I did this as part of a composition course I was doing last month. A lot of the music sounds discordant. But the point is where did our sense of harmony come from? Do we listen to music only in certain ways? It would seem that for most people music is primarily a call and response in an emotional sense. Emotion rules prime in how music is heard. Music is also a slave to the image. Play an atonal piece and people might say ‘sounds like a scary movie.’

The interesting thing is that these sounds existed before movies. So is there a way to listen to music more intellectually? Poetry faces a similar, opposing problem.

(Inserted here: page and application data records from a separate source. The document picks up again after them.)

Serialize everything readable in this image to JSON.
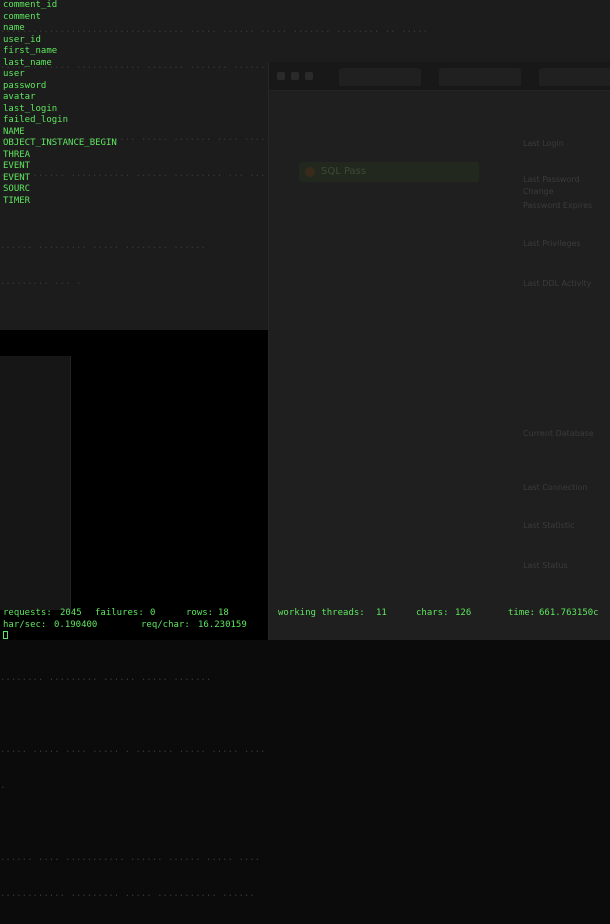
{
  "columns": [
    "comment_id",
    "comment",
    "name",
    "user_id",
    "first_name",
    "last_name",
    "user",
    "password",
    "avatar",
    "last_login",
    "failed_login",
    "NAME",
    "OBJECT_INSTANCE_BEGIN",
    "THREA",
    "EVENT",
    "EVENT",
    "SOURC",
    "TIMER"
  ],
  "status_line1": {
    "requests_label": "requests:",
    "requests_value": "2045",
    "failures_label": "failures:",
    "failures_value": "0",
    "rows_label": "rows:",
    "rows_value": "18",
    "threads_label": "working threads:",
    "threads_value": "11",
    "chars_label": "chars:",
    "chars_value": "126",
    "time_label": "time:",
    "time_value": "661.763150c"
  },
  "status_line2": {
    "charsec_label": "har/sec:",
    "charsec_value": "0.190400",
    "reqchar_label": "req/char:",
    "reqchar_value": "16.230159"
  },
  "background_window": {
    "green_button_label": "SQL Pass",
    "side_labels": [
      "Last Login",
      "Last Password Change",
      "Password Expires",
      "Last Privileges",
      "Last DDL Activity",
      "Current Database",
      "Last Connection",
      "Last Statistic",
      "Last Status"
    ]
  },
  "colors": {
    "terminal_text": "#5ee65e",
    "terminal_background": "#0b0b0b"
  }
}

We expect words to primarily give us information. So words aren’t often associated with emotion.

It is interesting how we box each art form into such strict categories. There are analogies here to how we practice our spirituality. Music is used emotionally, rather than intelligently. Visual art is used as background rather than foreground. Words are used as the sole purveyors of truth rather than acknowledging their slipperiness and using them more emotionally.

I want a sermon from an art piece. And our prayers in music. We’ll use words for notices and for where the toilets are.

Lent 35 : The Lord gives, the Lord takes

Into the last week!

This is a song idea of mine, which has been hanging around for a bit. I’ll maybe work on it properly after this project is over.  It explores Job’s reaction to the disasters surrounding him. He says the Lord gives and the Lord takes. Is this true belief or is this false piety? I wonder if this is just a conditioned response. Why else would he spend the rest of the book arguing with his friends about God?